§ Entries from a dataset of interfaces:
----

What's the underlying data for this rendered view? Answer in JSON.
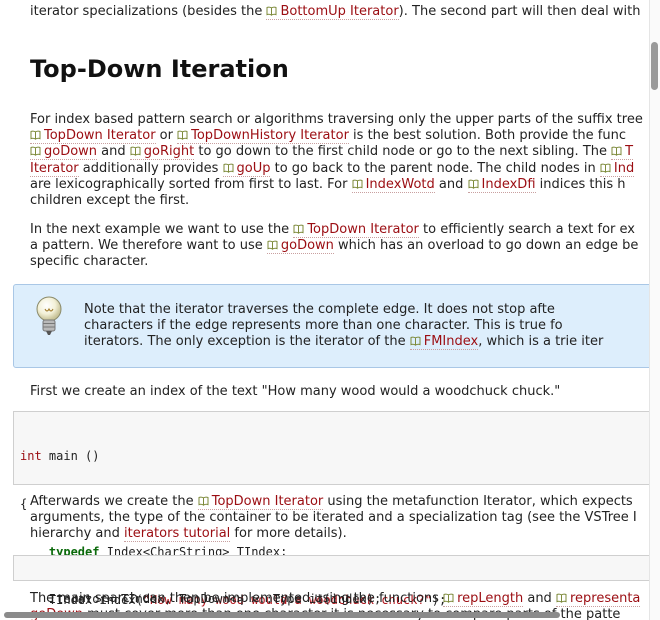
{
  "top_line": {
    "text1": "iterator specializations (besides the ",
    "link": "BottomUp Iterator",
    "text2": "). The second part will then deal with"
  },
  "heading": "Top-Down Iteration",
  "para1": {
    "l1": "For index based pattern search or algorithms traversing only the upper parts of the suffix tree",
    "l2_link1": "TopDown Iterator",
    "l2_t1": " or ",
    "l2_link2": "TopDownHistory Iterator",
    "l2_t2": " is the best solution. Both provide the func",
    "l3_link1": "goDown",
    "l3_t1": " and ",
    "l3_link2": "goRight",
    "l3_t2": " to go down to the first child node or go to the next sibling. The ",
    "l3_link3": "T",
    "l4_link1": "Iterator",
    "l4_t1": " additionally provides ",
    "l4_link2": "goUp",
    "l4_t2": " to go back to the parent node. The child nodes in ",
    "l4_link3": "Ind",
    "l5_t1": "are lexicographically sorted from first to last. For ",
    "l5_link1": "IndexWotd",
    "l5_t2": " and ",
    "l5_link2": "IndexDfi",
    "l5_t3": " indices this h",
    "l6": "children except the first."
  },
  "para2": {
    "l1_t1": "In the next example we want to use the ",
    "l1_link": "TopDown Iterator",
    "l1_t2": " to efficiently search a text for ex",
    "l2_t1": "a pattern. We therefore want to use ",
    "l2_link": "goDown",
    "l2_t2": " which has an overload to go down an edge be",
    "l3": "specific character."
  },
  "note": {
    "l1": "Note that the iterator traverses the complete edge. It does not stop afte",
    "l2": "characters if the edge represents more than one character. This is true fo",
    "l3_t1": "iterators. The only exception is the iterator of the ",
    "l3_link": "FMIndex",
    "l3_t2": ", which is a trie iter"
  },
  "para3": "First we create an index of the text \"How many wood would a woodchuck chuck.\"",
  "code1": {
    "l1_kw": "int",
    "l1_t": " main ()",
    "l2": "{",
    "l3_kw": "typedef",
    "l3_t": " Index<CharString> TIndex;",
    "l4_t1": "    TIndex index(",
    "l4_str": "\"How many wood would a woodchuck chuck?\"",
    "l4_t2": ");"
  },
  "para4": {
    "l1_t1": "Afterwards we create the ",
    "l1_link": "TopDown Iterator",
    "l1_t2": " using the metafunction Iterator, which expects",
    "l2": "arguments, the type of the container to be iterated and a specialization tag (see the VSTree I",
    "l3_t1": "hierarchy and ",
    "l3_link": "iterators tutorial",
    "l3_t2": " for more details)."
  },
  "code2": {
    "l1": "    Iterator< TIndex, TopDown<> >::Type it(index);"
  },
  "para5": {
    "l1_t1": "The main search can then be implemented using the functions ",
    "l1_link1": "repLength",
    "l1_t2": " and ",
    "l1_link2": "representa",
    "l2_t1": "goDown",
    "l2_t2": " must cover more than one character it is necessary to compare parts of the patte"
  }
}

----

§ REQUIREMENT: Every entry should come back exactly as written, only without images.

§ SOLUTION TO THIS PROBLEM:
What's the underlying data for this rendered view? Answer in JSON.
{
  "top_line": {
    "text1": "iterator specializations (besides the ",
    "link": "BottomUp Iterator",
    "text2": "). The second part will then deal with"
  },
  "heading": "Top-Down Iteration",
  "para1": {
    "l1": "For index based pattern search or algorithms traversing only the upper parts of the suffix tree",
    "l2_link1": "TopDown Iterator",
    "l2_t1": " or ",
    "l2_link2": "TopDownHistory Iterator",
    "l2_t2": " is the best solution. Both provide the func",
    "l3_link1": "goDown",
    "l3_t1": " and ",
    "l3_link2": "goRight",
    "l3_t2": " to go down to the first child node or go to the next sibling. The ",
    "l3_link3": "T",
    "l4_link1": "Iterator",
    "l4_t1": " additionally provides ",
    "l4_link2": "goUp",
    "l4_t2": " to go back to the parent node. The child nodes in ",
    "l4_link3": "Ind",
    "l5_t1": "are lexicographically sorted from first to last. For ",
    "l5_link1": "IndexWotd",
    "l5_t2": " and ",
    "l5_link2": "IndexDfi",
    "l5_t3": " indices this h",
    "l6": "children except the first."
  },
  "para2": {
    "l1_t1": "In the next example we want to use the ",
    "l1_link": "TopDown Iterator",
    "l1_t2": " to efficiently search a text for ex",
    "l2_t1": "a pattern. We therefore want to use ",
    "l2_link": "goDown",
    "l2_t2": " which has an overload to go down an edge be",
    "l3": "specific character."
  },
  "note": {
    "l1": "Note that the iterator traverses the complete edge. It does not stop afte",
    "l2": "characters if the edge represents more than one character. This is true fo",
    "l3_t1": "iterators. The only exception is the iterator of the ",
    "l3_link": "FMIndex",
    "l3_t2": ", which is a trie iter"
  },
  "para3": "First we create an index of the text \"How many wood would a woodchuck chuck.\"",
  "code1": {
    "l1_kw": "int",
    "l1_t": " main ()",
    "l2": "{",
    "l3_kw": "typedef",
    "l3_t": " Index<CharString> TIndex;",
    "l4_t1": "    TIndex index(",
    "l4_str": "\"How many wood would a woodchuck chuck?\"",
    "l4_t2": ");"
  },
  "para4": {
    "l1_t1": "Afterwards we create the ",
    "l1_link": "TopDown Iterator",
    "l1_t2": " using the metafunction Iterator, which expects",
    "l2": "arguments, the type of the container to be iterated and a specialization tag (see the VSTree I",
    "l3_t1": "hierarchy and ",
    "l3_link": "iterators tutorial",
    "l3_t2": " for more details)."
  },
  "code2": {
    "l1": "    Iterator< TIndex, TopDown<> >::Type it(index);"
  },
  "para5": {
    "l1_t1": "The main search can then be implemented using the functions ",
    "l1_link1": "repLength",
    "l1_t2": " and ",
    "l1_link2": "representa",
    "l2_t1": "goDown",
    "l2_t2": " must cover more than one character it is necessary to compare parts of the patte"
  }
}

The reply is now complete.